Rainbow Table Attack
What is a Rainbow Table Attack?
A rainbow table attack is a password cracking method that uses a special table (a “rainbow table”) to crack the password hashes in a database. Applications don’t store passwords in plaintext, but instead encrypt passwords using hashes. After the user enters their password to login, it is converted to hashes, and the result is compared with the stored hashes on the server to look for a match. If they match, the user is authenticated and able to login to the application.
The rainbow table itself refers to a precomputed table that contains the password hash value for each plain text character used during the authentication process. If hackers gain access to the list of password hashes, they can crack all passwords very quickly with a rainbow table.

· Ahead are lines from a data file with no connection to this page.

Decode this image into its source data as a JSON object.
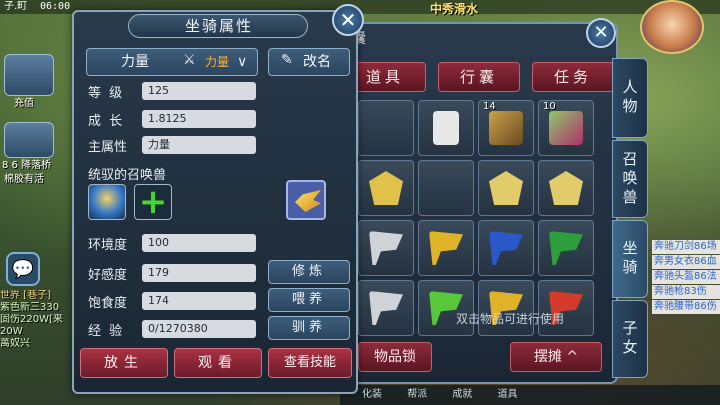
{
  "hud": {
    "clock": "06:00",
    "signal": "子.町",
    "top_name": "中秀滑水",
    "charge_label": "充值",
    "tile1_label": "8 6 降落桥",
    "tile2_label": "棉胶有活"
  },
  "chat": {
    "lines": [
      "世界 [巷子]",
      "紫色新三330",
      "固伤220W[来",
      "20W",
      "萬奴兴"
    ]
  },
  "bag": {
    "title": "囊",
    "tabs": [
      "道具",
      "行囊",
      "任务"
    ],
    "counts": [
      "14",
      "10"
    ],
    "hint": "双击物品可进行使用",
    "lock_label": "物品锁",
    "stall_label": "摆摊 ^"
  },
  "side_tabs": [
    "人物",
    "召唤兽",
    "坐骑",
    "子女"
  ],
  "right_info": [
    "奔驰刀剑86场",
    "奔男女衣86血",
    "奔驰头盔86法",
    "奔驰枪83伤",
    "奔驰腰带86伤"
  ],
  "bottom_bar": [
    "化装",
    "帮派",
    "成就",
    "道具"
  ],
  "mount": {
    "title": "坐骑属性",
    "attr_select_label": "力量",
    "attr_select_value": "力量",
    "rename_label": "改名",
    "level_label": "等  级",
    "level": "125",
    "growth_label": "成  长",
    "growth": "1.8125",
    "main_attr_label": "主属性",
    "main_attr": "力量",
    "controlled_label": "统驭的召唤兽",
    "env_label": "环境度",
    "env": "100",
    "favor_label": "好感度",
    "favor": "179",
    "satiety_label": "饱食度",
    "satiety": "174",
    "exp_label": "经  验",
    "exp": "0/1270380",
    "train_label": "修炼",
    "feed_label": "喂养",
    "tame_label": "驯养",
    "release_label": "放生",
    "view_label": "观看",
    "skills_label": "查看技能"
  },
  "colors": {
    "accent_red": "#a93243",
    "panel_blue": "#293a4b",
    "value_orange": "#ffb13b"
  }
}
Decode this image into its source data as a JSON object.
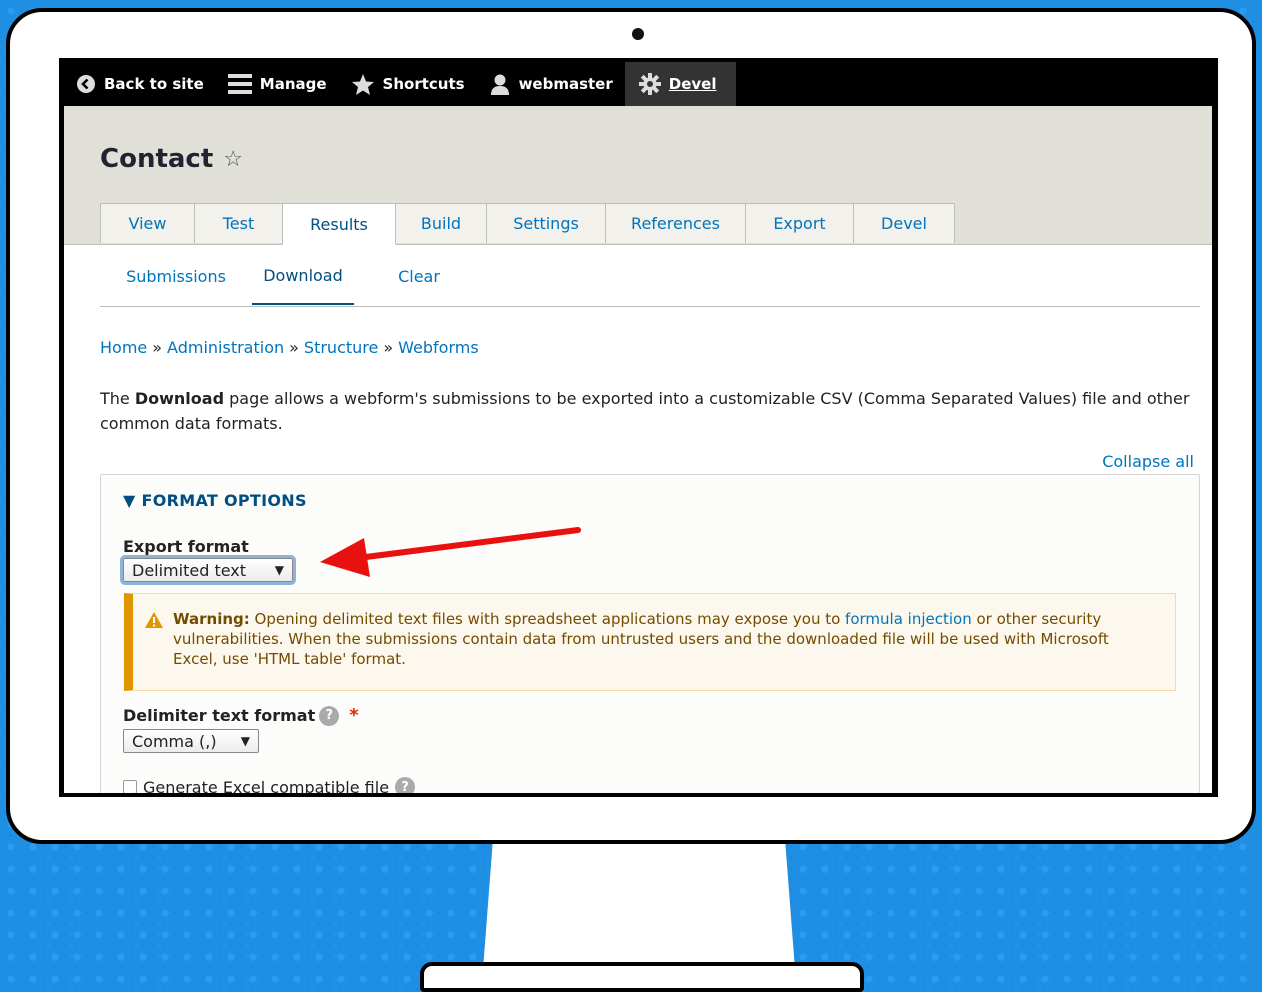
{
  "toolbar": {
    "back": "Back to site",
    "manage": "Manage",
    "shortcuts": "Shortcuts",
    "user": "webmaster",
    "devel": "Devel"
  },
  "page": {
    "title": "Contact"
  },
  "tabs": [
    "View",
    "Test",
    "Results",
    "Build",
    "Settings",
    "References",
    "Export",
    "Devel"
  ],
  "active_tab": "Results",
  "subtabs": [
    "Submissions",
    "Download",
    "Clear"
  ],
  "active_subtab": "Download",
  "breadcrumb": [
    "Home",
    "Administration",
    "Structure",
    "Webforms"
  ],
  "breadcrumb_sep": "»",
  "description": {
    "pre": "The ",
    "bold": "Download",
    "post": " page allows a webform's submissions to be exported into a customizable CSV (Comma Separated Values) file and other common data formats."
  },
  "collapse_all": "Collapse all",
  "format_options": {
    "legend": "▼ FORMAT OPTIONS",
    "export_format_label": "Export format",
    "export_format_value": "Delimited text",
    "warning": {
      "title": "Warning:",
      "text1": " Opening delimited text files with spreadsheet applications may expose you to ",
      "link": "formula injection",
      "text2": " or other security vulnerabilities. When the submissions contain data from untrusted users and the downloaded file will be used with Microsoft Excel, use 'HTML table' format."
    },
    "delimiter_label": "Delimiter text format",
    "delimiter_value": "Comma (,)",
    "required_mark": "*",
    "excel_checkbox_label": "Generate Excel compatible file",
    "help": "?"
  },
  "colors": {
    "link": "#0074bd",
    "warning_border": "#e09600",
    "annotation_arrow": "#e8110f"
  }
}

The prevalence of rainbow table attacks has dramatically decreased due to a technique known as “salting.” Salting is a modern technique used to thwart rainbow table attacks. It involves adding an extra random value to every hashed password to create a different hash value. Most modern password authentication systems include salting, which has significantly lessened the number of successful rainbow table attacks.
Though salting is more prevalent, some developers still don’t utilize it and that puts them at increased risk of a rainbow table attack.
How a Rainbow Table Attack Works
Hackers must first gain access to leaked hashes in order to carry out rainbow table attacks. The password database itself might be poorly secured, or they may have gained access to the Active Directory. Others gain access through phishing techniques of those that might have access to the password database. On top of all these techniques, there are already millions and millions of leaked password hashes on the dark web that are available to hackers.
Once they have the password hashes the rainbow table is used to help decrypt the password hashes. As long as the password hashes don't include a “salt,” (explained above) they’ll be able to translate the encrypted passwords into plaintext easily.
Examples of Rainbow Table Attacks
Below, we’ve listed three “real world” examples of how rainbow table attacks might occur.
- An attacker spots a web application with outdated password hashing techniques and poor overall security. The attacker steals the password hashes and, using a rainbow table, the attacker is able to decrypt the passwords of every user of the application.
- A hacker finds a vulnerability in a company’s Active Directory and is able to gain access to the password hashes. Once they have the list of hashes they execute a rainbow table attack to decrypt the hashes into plaintext passwords.
How to Protect Against a Rainbow Table Attack
Protecting yourself from rainbow table attacks is relatively straightforward if you follow these guidelines:
- Eliminate passwords: The ONLY way to ensure the prevention of credential-based attacks is through eliminating passwords. Without a list of password hashes to steal there is no way to execute a rainbow table attack. Learn more about passwordless authentication today and keep your most critical applications secure.
- Use salting: Hashed passwords should never be stored without salting. This makes the password more difficult to decrypt. However, we recommend eliminating the alphanumeric password altogether.
- Use biometrics: Using a biometric method of authentication makes it difficult, if not impossible, for an attacker to use a rainbow table attack effectively. Rainbow table attacks will not work against biometric passwords.
- Monitor your servers: Most modern server security software monitors against attempts to access sensitive information and can automatically act to mitigate and trap intruders before they can find the password database.
- Don’t use outdated hashing algorithms: Hackers look for applications and servers using obsolete password hashing algorithms MD5 and SHA1. If your application uses either algorithm, your risk for rainbow table attacks substantially increases.